I have no idea whether Harry Reid’s “source” is correct that Mitt Romney avoided paying any income taxes for ten years. Furthermore, that fact is not per se important. Judge Learned Hand’s opinion in Gregory v. Helvering states in part:
"Anyone may arrange his affairs so that his taxes shall be as low as possible; he is not bound to choose that pattern which best pays the treasury. There is not even a patriotic duty to increase one's taxes. Over and over again the Courts have said that there is nothing sinister in so arranging affairs as to keep taxes as low as possible. Everyone does it, rich and poor alike and all do right, for nobody owes any public duty to pay more than the law demands."
The scandal of Romney’s position to only release the last two years of his personal income taxes is not the possibility that he paid no taxes for a decade. If Romney and his tax accountants and lawyers figured out how to legally use the tax code to avoid or defer paying income taxes, more power to them and more reason to eliminate all the deductions under the tax code. (See the Jim JacksonSimplified Tax Plan.)
The scandal is that Romney asks voters to trust him to be president, but he does not trust voters enough to provide them information they need to make an informed decision. When his father ran for president, the senior Romney released twelve years of tax returns.
The son is hiding his past and he is a very smart man; there must be a reason.
The reason can’t be that voters will be distressed about how much money he made. We already know he made a ton, and most people do not begrudge him for it. Americans like success stories. Romney is running for president in large part based on his demonstrated abilities to run large, complex organizations (Bain Capital and the Salt Lake City Olympics).
The reason must be how he arranged his finances relative to US tax laws. As Judge Hand said over seventy-five years ago, there is no sin in paying the minimum taxes required by law.

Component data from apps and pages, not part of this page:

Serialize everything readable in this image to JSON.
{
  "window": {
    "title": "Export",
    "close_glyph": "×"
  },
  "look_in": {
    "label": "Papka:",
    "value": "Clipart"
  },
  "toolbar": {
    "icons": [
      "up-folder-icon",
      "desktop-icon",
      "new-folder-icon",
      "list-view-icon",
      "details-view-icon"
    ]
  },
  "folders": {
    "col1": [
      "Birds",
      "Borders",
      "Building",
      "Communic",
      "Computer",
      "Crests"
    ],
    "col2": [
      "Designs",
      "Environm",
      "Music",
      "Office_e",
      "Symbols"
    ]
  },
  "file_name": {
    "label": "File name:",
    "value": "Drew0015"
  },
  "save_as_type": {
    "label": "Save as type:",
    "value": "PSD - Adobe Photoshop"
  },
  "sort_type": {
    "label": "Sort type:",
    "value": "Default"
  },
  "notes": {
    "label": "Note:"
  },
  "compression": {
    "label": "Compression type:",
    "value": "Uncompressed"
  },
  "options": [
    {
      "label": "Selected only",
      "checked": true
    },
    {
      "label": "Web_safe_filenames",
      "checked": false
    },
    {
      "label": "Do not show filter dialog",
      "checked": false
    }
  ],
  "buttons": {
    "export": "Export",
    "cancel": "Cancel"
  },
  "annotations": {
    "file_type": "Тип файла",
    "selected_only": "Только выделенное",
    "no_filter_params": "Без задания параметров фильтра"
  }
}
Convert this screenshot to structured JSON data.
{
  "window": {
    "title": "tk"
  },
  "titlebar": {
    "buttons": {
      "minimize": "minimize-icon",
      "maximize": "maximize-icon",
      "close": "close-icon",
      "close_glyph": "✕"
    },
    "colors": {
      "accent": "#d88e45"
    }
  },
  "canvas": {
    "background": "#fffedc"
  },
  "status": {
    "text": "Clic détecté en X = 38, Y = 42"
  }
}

However, if Romney used discredited tax shelters or off-shore tax shelters that he underreported and later took advantage of tax amnesty programs, voters should be so informed.
How did Romney build his IRA to over $100 million? If he presciently purchased stocks that increased over 100-fold in a few short years, he should be trumpeting his financial acumen. If, as some have suggested, he made IRA contributions of purposefully undervalued stock to circumvent the annual deduction limits, voters should know. Again, I have no clue how he grew such an outsized IRA, but I do believe voters have a right to understand the mechanics of this amazing financial result.
When a company decides to put itself on the block it dresses its financial statements in as attractive clothing as it can muster. Analysts know to look past the stated numbers and carefully read the footnotes to understand how the financial statements were prepared. They also know it’s necessary to analyze previous years’ financials to fully understand the current statements.
Romney has noted that he isn’t a business, but to understand his full character, voters deserve full disclosure of prior tax returns. The last two years of taxes are window dressing. To get a true sense of the man’s financial values, we need to know how Romney operated before he knew everyone would be looking over his shoulder.